They say that you are only as old as you feel. That’s frightening to me. It doesn’t give me much hope, because I feel decidedly well-aged, especially considering my mere 32 years.
Maybe it was better said that you only get as old as the callous on your soul. Is that why I feel so old?
Am I hard? Yeah, and not in good ways. I’m no diamond, though the hardness has indeed been brought on by pressure. Excuses? Nah, just facts. Even my kid tells me that I’m stone-hearted. He thinks that he’s funny, and frankly so do I, but he isn’t just spewing nonsense. He’s right.
I’m hard, and I’m cold, and I’m bitter.
And I don’t need you telling me that I’m wrong. I already know it.
Maybe you think I’m being dramatic, that this is just too much, that I’m not so bad. Thanks, but you’re wrong.
I walk that fine line between faking it and not caring if you see through me anymore. But I usually fake it. Everyone likes looking well put together. Everyone wants to look stable and balanced. But everyone’s not.
Maybe you’re not.
Part of it, like the song says, is that the years are unkind, and as we go, we realize that we won’t live forever. Death is a nasty reality, and it’s also a hungry monster that will take you someday. Hopefully, you have lots of time left, but the older you get, the less time you have. And you can’t see the countdown until it’s too late.
I’m want to feel like I’m closer to the start than to the end.
I want to be carefree. I want to ignore my responsibilities, live in the moment, and just be free of the burdens that weigh me down. It’s not that I don’t enjoy these weights. I just don’t want to be beholden to them. I just want to sit down with my chicken and have a cigarette, or something…
That’s selfishness, by the way.
However, in the midst of everything, I do find a spot of joy in my labors. My family is work to be sure, but it’s good work, and I love it.
And really, I’ve got a lot of living left to do, and I think that’s part of the problem.
Don’t misread that. I’m not saying that I just wish I would die already. That’s not the point at all. It’s more of a pessimistic outlook at my potential. Mom always said that I could grow up and be whatever I wanted to be. Lawyer, psychiatrist, or mediocre blogger; nothing was beyond my reach. And she was right. I’ve got a lot of potential. We all do.
But having potential is a waste if it remains merely potential. You’ve got to turn that potential into progress, and until you do, even your potential is burdensome.

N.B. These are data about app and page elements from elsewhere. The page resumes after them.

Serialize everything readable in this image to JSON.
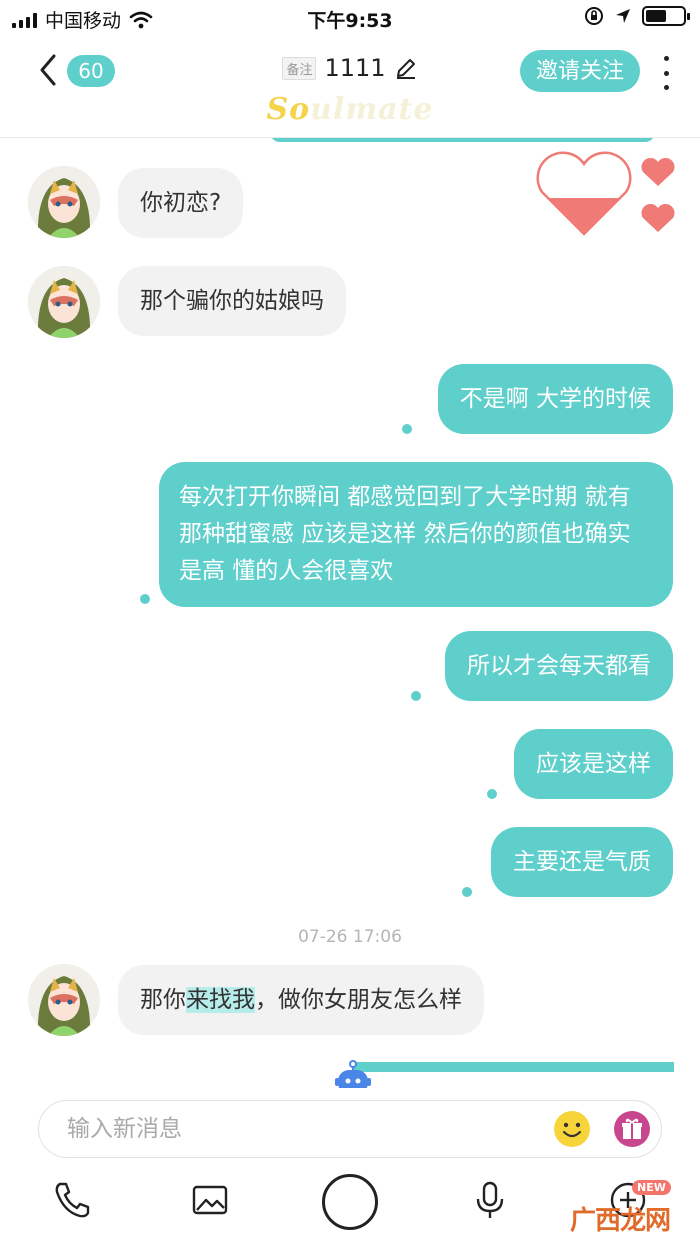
{
  "status_bar": {
    "carrier": "中国移动",
    "time": "下午9:53",
    "battery_level": 0.55
  },
  "header": {
    "unread_count": "60",
    "remark_tag": "备注",
    "title": "1111",
    "brand_so": "So",
    "brand_rest": "ulmate",
    "follow_label": "邀请关注"
  },
  "messages": [
    {
      "side": "in",
      "text": "你初恋?"
    },
    {
      "side": "in",
      "text": "那个骗你的姑娘吗"
    },
    {
      "side": "out",
      "text": "不是啊 大学的时候"
    },
    {
      "side": "out",
      "text": "每次打开你瞬间 都感觉回到了大学时期 就有那种甜蜜感 应该是这样 然后你的颜值也确实是高 懂的人会很喜欢"
    },
    {
      "side": "out",
      "text": "所以才会每天都看"
    },
    {
      "side": "out",
      "text": "应该是这样"
    },
    {
      "side": "out",
      "text": "主要还是气质"
    }
  ],
  "timestamp": "07-26 17:06",
  "last_message": {
    "before": "那你",
    "highlight": "来找我",
    "after": "，做你女朋友怎么样"
  },
  "input": {
    "placeholder": "输入新消息"
  },
  "toolbar": {
    "new_badge": "NEW"
  },
  "watermark": "广西龙网",
  "colors": {
    "accent": "#5ecfcb",
    "incoming_bubble": "#f2f2f2",
    "heart": "#f07a75"
  }
}
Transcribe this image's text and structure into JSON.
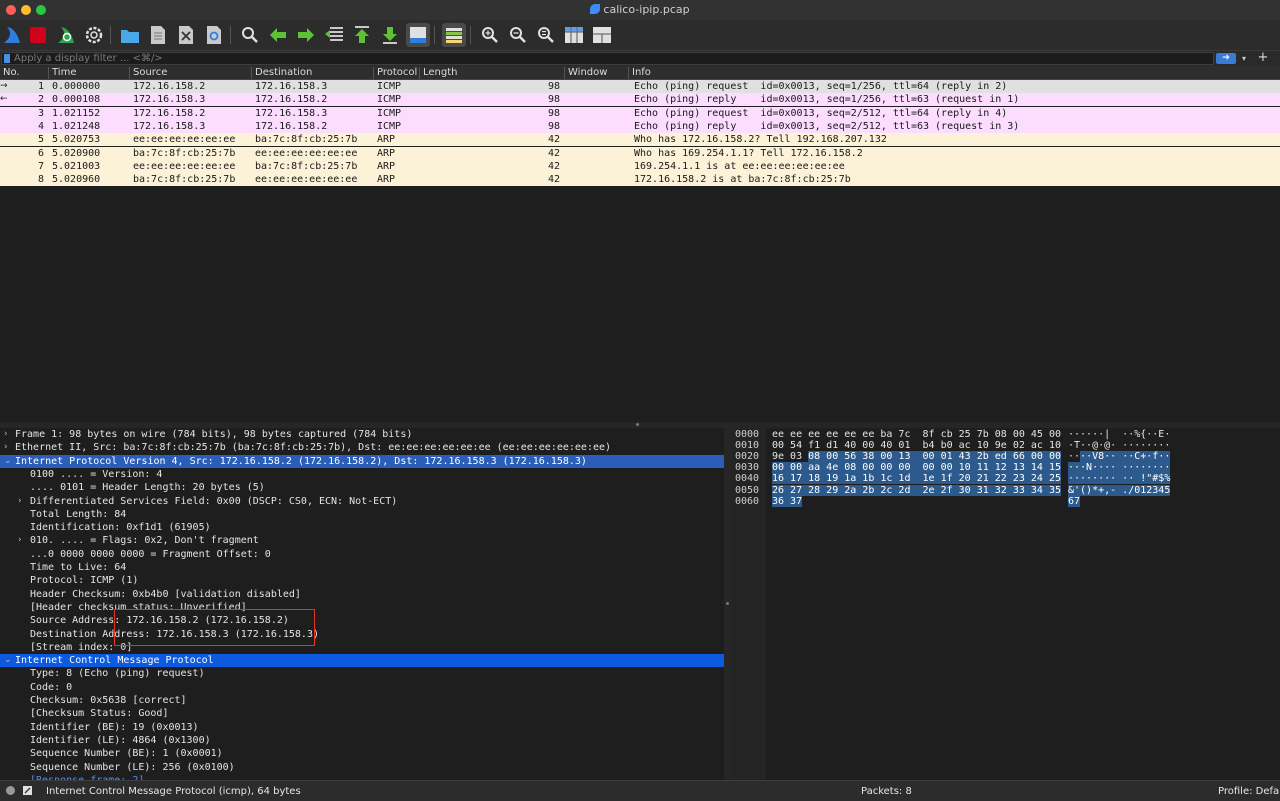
{
  "window": {
    "title": "calico-ipip.pcap"
  },
  "filter": {
    "placeholder": "Apply a display filter ... <⌘/>"
  },
  "columns": [
    "No.",
    "Time",
    "Source",
    "Destination",
    "Protocol",
    "Length",
    "Window",
    "Info"
  ],
  "packets": [
    {
      "no": "1",
      "time": "0.000000",
      "src": "172.16.158.2",
      "dst": "172.16.158.3",
      "proto": "ICMP",
      "len": "98",
      "info": "Echo (ping) request  id=0x0013, seq=1/256, ttl=64 (reply in 2)"
    },
    {
      "no": "2",
      "time": "0.000108",
      "src": "172.16.158.3",
      "dst": "172.16.158.2",
      "proto": "ICMP",
      "len": "98",
      "info": "Echo (ping) reply    id=0x0013, seq=1/256, ttl=63 (request in 1)"
    },
    {
      "no": "3",
      "time": "1.021152",
      "src": "172.16.158.2",
      "dst": "172.16.158.3",
      "proto": "ICMP",
      "len": "98",
      "info": "Echo (ping) request  id=0x0013, seq=2/512, ttl=64 (reply in 4)"
    },
    {
      "no": "4",
      "time": "1.021248",
      "src": "172.16.158.3",
      "dst": "172.16.158.2",
      "proto": "ICMP",
      "len": "98",
      "info": "Echo (ping) reply    id=0x0013, seq=2/512, ttl=63 (request in 3)"
    },
    {
      "no": "5",
      "time": "5.020753",
      "src": "ee:ee:ee:ee:ee:ee",
      "dst": "ba:7c:8f:cb:25:7b",
      "proto": "ARP",
      "len": "42",
      "info": "Who has 172.16.158.2? Tell 192.168.207.132"
    },
    {
      "no": "6",
      "time": "5.020900",
      "src": "ba:7c:8f:cb:25:7b",
      "dst": "ee:ee:ee:ee:ee:ee",
      "proto": "ARP",
      "len": "42",
      "info": "Who has 169.254.1.1? Tell 172.16.158.2"
    },
    {
      "no": "7",
      "time": "5.021003",
      "src": "ee:ee:ee:ee:ee:ee",
      "dst": "ba:7c:8f:cb:25:7b",
      "proto": "ARP",
      "len": "42",
      "info": "169.254.1.1 is at ee:ee:ee:ee:ee:ee"
    },
    {
      "no": "8",
      "time": "5.020960",
      "src": "ba:7c:8f:cb:25:7b",
      "dst": "ee:ee:ee:ee:ee:ee",
      "proto": "ARP",
      "len": "42",
      "info": "172.16.158.2 is at ba:7c:8f:cb:25:7b"
    }
  ],
  "details": [
    {
      "twisty": ">",
      "text": "Frame 1: 98 bytes on wire (784 bits), 98 bytes captured (784 bits)"
    },
    {
      "twisty": ">",
      "text": "Ethernet II, Src: ba:7c:8f:cb:25:7b (ba:7c:8f:cb:25:7b), Dst: ee:ee:ee:ee:ee:ee (ee:ee:ee:ee:ee:ee)"
    },
    {
      "twisty": "v",
      "text": "Internet Protocol Version 4, Src: 172.16.158.2 (172.16.158.2), Dst: 172.16.158.3 (172.16.158.3)"
    },
    {
      "twisty": "",
      "text": "0100 .... = Version: 4"
    },
    {
      "twisty": "",
      "text": ".... 0101 = Header Length: 20 bytes (5)"
    },
    {
      "twisty": ">",
      "text": "Differentiated Services Field: 0x00 (DSCP: CS0, ECN: Not-ECT)"
    },
    {
      "twisty": "",
      "text": "Total Length: 84"
    },
    {
      "twisty": "",
      "text": "Identification: 0xf1d1 (61905)"
    },
    {
      "twisty": ">",
      "text": "010. .... = Flags: 0x2, Don't fragment"
    },
    {
      "twisty": "",
      "text": "...0 0000 0000 0000 = Fragment Offset: 0"
    },
    {
      "twisty": "",
      "text": "Time to Live: 64"
    },
    {
      "twisty": "",
      "text": "Protocol: ICMP (1)"
    },
    {
      "twisty": "",
      "text": "Header Checksum: 0xb4b0 [validation disabled]"
    },
    {
      "twisty": "",
      "text": "[Header checksum status: Unverified]"
    },
    {
      "twisty": "",
      "text": "Source Address: 172.16.158.2 (172.16.158.2)"
    },
    {
      "twisty": "",
      "text": "Destination Address: 172.16.158.3 (172.16.158.3)"
    },
    {
      "twisty": "",
      "text": "[Stream index: 0]"
    },
    {
      "twisty": "v",
      "text": "Internet Control Message Protocol"
    },
    {
      "twisty": "",
      "text": "Type: 8 (Echo (ping) request)"
    },
    {
      "twisty": "",
      "text": "Code: 0"
    },
    {
      "twisty": "",
      "text": "Checksum: 0x5638 [correct]"
    },
    {
      "twisty": "",
      "text": "[Checksum Status: Good]"
    },
    {
      "twisty": "",
      "text": "Identifier (BE): 19 (0x0013)"
    },
    {
      "twisty": "",
      "text": "Identifier (LE): 4864 (0x1300)"
    },
    {
      "twisty": "",
      "text": "Sequence Number (BE): 1 (0x0001)"
    },
    {
      "twisty": "",
      "text": "Sequence Number (LE): 256 (0x0100)"
    },
    {
      "twisty": "",
      "text": "[Response frame: 2]"
    }
  ],
  "bytes": [
    {
      "off": "0000",
      "hex_a": "ee ee ee ee ee ee ba 7c  8f cb 25 7b 08 00 45 00",
      "hex_b": "",
      "asc_a": "······|  ··%{··E·",
      "asc_b": ""
    },
    {
      "off": "0010",
      "hex_a": "00 54 f1 d1 40 00 40 01  b4 b0 ac 10 9e 02 ac 10",
      "hex_b": "",
      "asc_a": "·T··@·@· ········",
      "asc_b": ""
    },
    {
      "off": "0020",
      "hex_a": "9e 03 ",
      "hex_b": "08 00 56 38 00 13  00 01 43 2b ed 66 00 00",
      "asc_a": "··",
      "asc_b": "··V8·· ··C+·f··"
    },
    {
      "off": "0030",
      "hex_a": "",
      "hex_b": "00 00 aa 4e 08 00 00 00  00 00 10 11 12 13 14 15",
      "asc_a": "",
      "asc_b": "···N···· ········"
    },
    {
      "off": "0040",
      "hex_a": "",
      "hex_b": "16 17 18 19 1a 1b 1c 1d  1e 1f 20 21 22 23 24 25",
      "asc_a": "",
      "asc_b": "········ ·· !\"#$%"
    },
    {
      "off": "0050",
      "hex_a": "",
      "hex_b": "26 27 28 29 2a 2b 2c 2d  2e 2f 30 31 32 33 34 35",
      "asc_a": "",
      "asc_b": "&'()*+,- ./012345"
    },
    {
      "off": "0060",
      "hex_a": "",
      "hex_b": "36 37",
      "asc_a": "",
      "asc_b": "67"
    }
  ],
  "status": {
    "protocol_info": "Internet Control Message Protocol (icmp), 64 bytes",
    "packets": "Packets: 8",
    "profile": "Profile: Default"
  },
  "colors": {
    "icmp_row": "#fcdcff",
    "arp_row": "#fcf2d8",
    "selected_tree": "#2b5eb8",
    "highlight_box": "#e8321e"
  },
  "toolbar": {
    "buttons": [
      "shark-fin-start-icon",
      "stop-capture-icon",
      "restart-capture-icon",
      "capture-options-icon",
      "open-file-icon",
      "save-file-icon",
      "close-file-icon",
      "reload-file-icon",
      "find-packet-icon",
      "go-back-icon",
      "go-forward-icon",
      "go-to-packet-icon",
      "first-packet-icon",
      "last-packet-icon",
      "autoscroll-icon",
      "colorize-icon",
      "zoom-in-icon",
      "zoom-out-icon",
      "zoom-normal-icon",
      "resize-columns-icon",
      "layout-icon"
    ]
  }
}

It’s why artists are so depressed. They’ve got a lot to offer to the world, but nobody seems to care until after they die, so they struggle through their craft, doing what they can between shifts at the convenience store and dream of what could be. Your potential is useless unless you use it up.Each day comes to me with both hands full of possibilities. —Helen Keller Click To Tweet
It’s a great quote, and it’s true every single day except for one, and on that day, death comes with his hands full of a sickle and a burlap sack, and you might never see him coming. Helen Keller sure didn’t. (Sorry… bad joke…)
We can’t wait for tomorrow to see what might come. Tomorrow is full of potential to be sure, but tomorrow might not be full of you.
If reading this post is the last thing you ever do, are you satisfied? Forget what you’d do if you only had one week to live. Pretend your week started 7 days ago, entirely unbeknownst to you. This is it. Lights out.
Is this enough for you?
That was a single post in a series, celebrating individual songs from one of my favorite bands, The Classic Crime, and their album “Phoenix” (available here). It is my hope that whether you like the band or not, there will be something in the posts that will resonate with you.
I don’t intend to go through all 13 tracks, but I’ll be doing several of them. Among other things, these posts express my anticipation for their next album, scheduled for release in early 2017. I’m probably more excited than a grown man should be for something like this, but I’m okay with that.